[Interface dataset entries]
^^^^

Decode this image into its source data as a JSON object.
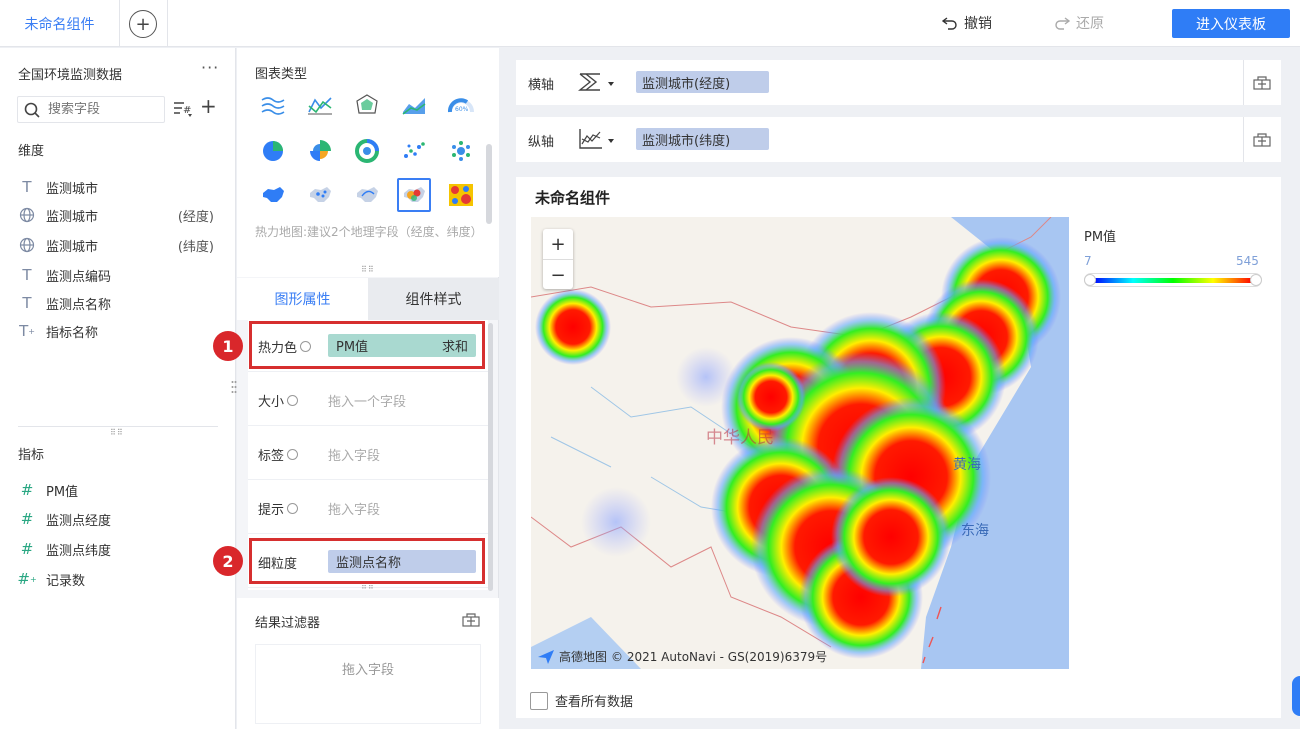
{
  "topbar": {
    "active_tab": "未命名组件",
    "add_tab": "+",
    "undo": "撤销",
    "redo": "还原",
    "enter_dashboard": "进入仪表板"
  },
  "left": {
    "dataset_name": "全国环境监测数据",
    "more": "···",
    "search_placeholder": "搜索字段",
    "add": "+",
    "dimensions_title": "维度",
    "dimensions": [
      {
        "icon": "text-field-icon",
        "label": "监测城市",
        "suffix": ""
      },
      {
        "icon": "globe-icon",
        "label": "监测城市",
        "suffix": "(经度)"
      },
      {
        "icon": "globe-icon",
        "label": "监测城市",
        "suffix": "(纬度)"
      },
      {
        "icon": "text-field-icon",
        "label": "监测点编码",
        "suffix": ""
      },
      {
        "icon": "text-field-icon",
        "label": "监测点名称",
        "suffix": ""
      },
      {
        "icon": "calc-text-field-icon",
        "label": "指标名称",
        "suffix": ""
      }
    ],
    "measures_title": "指标",
    "measures": [
      {
        "icon": "hash-icon",
        "label": "PM值"
      },
      {
        "icon": "hash-icon",
        "label": "监测点经度"
      },
      {
        "icon": "hash-icon",
        "label": "监测点纬度"
      },
      {
        "icon": "calc-hash-icon",
        "label": "记录数"
      }
    ]
  },
  "middle": {
    "chart_types_title": "图表类型",
    "chart_types_hint": "热力地图:建议2个地理字段（经度、纬度）",
    "tabs": [
      "图形属性",
      "组件样式"
    ],
    "props": {
      "heat_color_label": "热力色",
      "heat_color_field": "PM值",
      "heat_color_agg": "求和",
      "size_label": "大小",
      "size_placeholder": "拖入一个字段",
      "label_label": "标签",
      "label_placeholder": "拖入字段",
      "tooltip_label": "提示",
      "tooltip_placeholder": "拖入字段",
      "granularity_label": "细粒度",
      "granularity_field": "监测点名称"
    },
    "badges": [
      "1",
      "2"
    ],
    "result_filter_title": "结果过滤器",
    "result_filter_placeholder": "拖入字段"
  },
  "right": {
    "x_axis_label": "横轴",
    "x_axis_field": "监测城市(经度)",
    "y_axis_label": "纵轴",
    "y_axis_field": "监测城市(纬度)",
    "widget_title": "未命名组件",
    "zoom_in": "+",
    "zoom_out": "−",
    "map_labels": {
      "country": "中华人民",
      "sea1": "黄海",
      "sea2": "东海"
    },
    "attribution_logo": "高德地图",
    "attribution": "© 2021 AutoNavi - GS(2019)6379号",
    "legend_title": "PM值",
    "legend_min": "7",
    "legend_max": "545",
    "view_all": "查看所有数据"
  },
  "colors": {
    "accent": "#2f7df6",
    "heat_color_pill": "#a9d9d0",
    "field_pill": "#bfcdea",
    "highlight_red": "#d62f2f"
  }
}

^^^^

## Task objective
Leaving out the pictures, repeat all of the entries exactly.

## Reply to the exercise
Decode this image into its source data as a JSON object.
{
  "topbar": {
    "active_tab": "未命名组件",
    "add_tab": "+",
    "undo": "撤销",
    "redo": "还原",
    "enter_dashboard": "进入仪表板"
  },
  "left": {
    "dataset_name": "全国环境监测数据",
    "more": "···",
    "search_placeholder": "搜索字段",
    "add": "+",
    "dimensions_title": "维度",
    "dimensions": [
      {
        "icon": "text-field-icon",
        "label": "监测城市",
        "suffix": ""
      },
      {
        "icon": "globe-icon",
        "label": "监测城市",
        "suffix": "(经度)"
      },
      {
        "icon": "globe-icon",
        "label": "监测城市",
        "suffix": "(纬度)"
      },
      {
        "icon": "text-field-icon",
        "label": "监测点编码",
        "suffix": ""
      },
      {
        "icon": "text-field-icon",
        "label": "监测点名称",
        "suffix": ""
      },
      {
        "icon": "calc-text-field-icon",
        "label": "指标名称",
        "suffix": ""
      }
    ],
    "measures_title": "指标",
    "measures": [
      {
        "icon": "hash-icon",
        "label": "PM值"
      },
      {
        "icon": "hash-icon",
        "label": "监测点经度"
      },
      {
        "icon": "hash-icon",
        "label": "监测点纬度"
      },
      {
        "icon": "calc-hash-icon",
        "label": "记录数"
      }
    ]
  },
  "middle": {
    "chart_types_title": "图表类型",
    "chart_types_hint": "热力地图:建议2个地理字段（经度、纬度）",
    "tabs": [
      "图形属性",
      "组件样式"
    ],
    "props": {
      "heat_color_label": "热力色",
      "heat_color_field": "PM值",
      "heat_color_agg": "求和",
      "size_label": "大小",
      "size_placeholder": "拖入一个字段",
      "label_label": "标签",
      "label_placeholder": "拖入字段",
      "tooltip_label": "提示",
      "tooltip_placeholder": "拖入字段",
      "granularity_label": "细粒度",
      "granularity_field": "监测点名称"
    },
    "badges": [
      "1",
      "2"
    ],
    "result_filter_title": "结果过滤器",
    "result_filter_placeholder": "拖入字段"
  },
  "right": {
    "x_axis_label": "横轴",
    "x_axis_field": "监测城市(经度)",
    "y_axis_label": "纵轴",
    "y_axis_field": "监测城市(纬度)",
    "widget_title": "未命名组件",
    "zoom_in": "+",
    "zoom_out": "−",
    "map_labels": {
      "country": "中华人民",
      "sea1": "黄海",
      "sea2": "东海"
    },
    "attribution_logo": "高德地图",
    "attribution": "© 2021 AutoNavi - GS(2019)6379号",
    "legend_title": "PM值",
    "legend_min": "7",
    "legend_max": "545",
    "view_all": "查看所有数据"
  },
  "colors": {
    "accent": "#2f7df6",
    "heat_color_pill": "#a9d9d0",
    "field_pill": "#bfcdea",
    "highlight_red": "#d62f2f"
  }
}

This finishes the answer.